However, in a new paper in the November issue of the American Economic Review, authors Jeffrey Liebman and Neale Mahoney find that this end-of-the-year spending surge can result in waste as well.

A disproportionate 16.5 percent of all spending occurs in the last month of the year, and 8.7 percent occurs in the last week. This spike in spending comes with a steep decline in quality. During the evaluation process, the odds of receiving a lower quality score increase by at least 2.3 times for projects created during the last week.

Moreover, only 3.04 percent of projects originated during the year receive a one or two (the lowest possible scores), but 25.79 percent of projects originated in the last week are in that category, as shown in the figure below.

 

Figure 4, Panel A from Liebman and Mahoney (2017)

 

Allowing for budget rollovers or switching to multi-year funding cycles can improve this situation. The Department of Justice has special authority to roll over some of its revenue, and it uniquely maintains project quality at the end of the fiscal year.

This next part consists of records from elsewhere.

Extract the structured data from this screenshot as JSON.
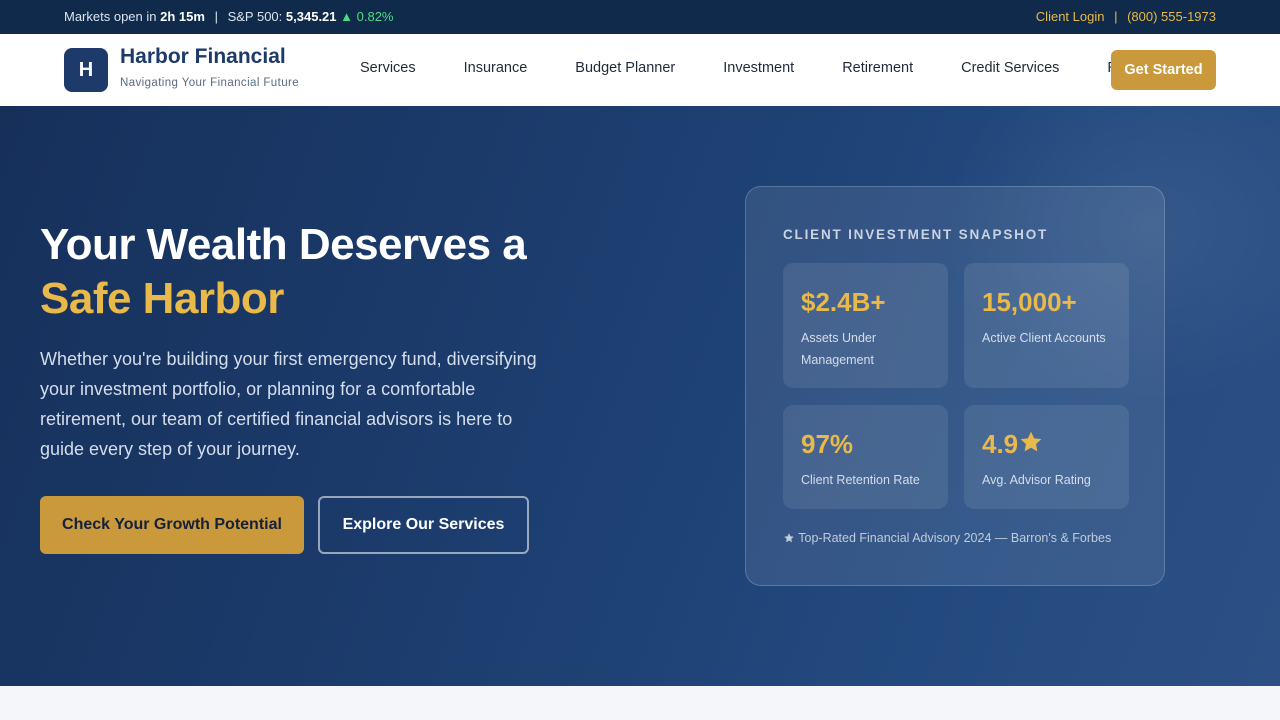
{
  "topbar": {
    "market_prefix": "Markets open in",
    "market_time": "2h 15m",
    "index_label": "S&P 500:",
    "index_value": "5,345.21",
    "index_change": "▲ 0.82%",
    "client_login": "Client Login",
    "phone": "(800) 555-1973"
  },
  "header": {
    "logo_letter": "H",
    "brand": "Harbor Financial",
    "tagline": "Navigating Your Financial Future",
    "nav": [
      "Services",
      "Insurance",
      "Budget Planner",
      "Investment",
      "Retirement",
      "Credit Services",
      "Resources"
    ],
    "cta": "Get Started"
  },
  "hero": {
    "title_line1": "Your Wealth Deserves a",
    "title_line2": "Safe Harbor",
    "lead": "Whether you're building your first emergency fund, diversifying your investment portfolio, or planning for a comfortable retirement, our team of certified financial advisors is here to guide every step of your journey.",
    "primary_button": "Check Your Growth Potential",
    "secondary_button": "Explore Our Services"
  },
  "snapshot": {
    "title": "CLIENT INVESTMENT SNAPSHOT",
    "stats": [
      {
        "value": "$2.4B+",
        "label": "Assets Under Management"
      },
      {
        "value": "15,000+",
        "label": "Active Client Accounts"
      },
      {
        "value": "97%",
        "label": "Client Retention Rate"
      },
      {
        "value": "4.9",
        "label": "Avg. Advisor Rating"
      }
    ],
    "note": "Top-Rated Financial Advisory 2024 — Barron's & Forbes"
  },
  "colors": {
    "navy": "#1e3a6b",
    "gold": "#c9993c",
    "gold_text": "#e9b949",
    "positive": "#4ade80"
  }
}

As of 2009, the procurement of goods and services accounts for $538 billion of federal spending. On that scale, adjusting the rollover rules in even small ways could have a large impact on wasteful spending.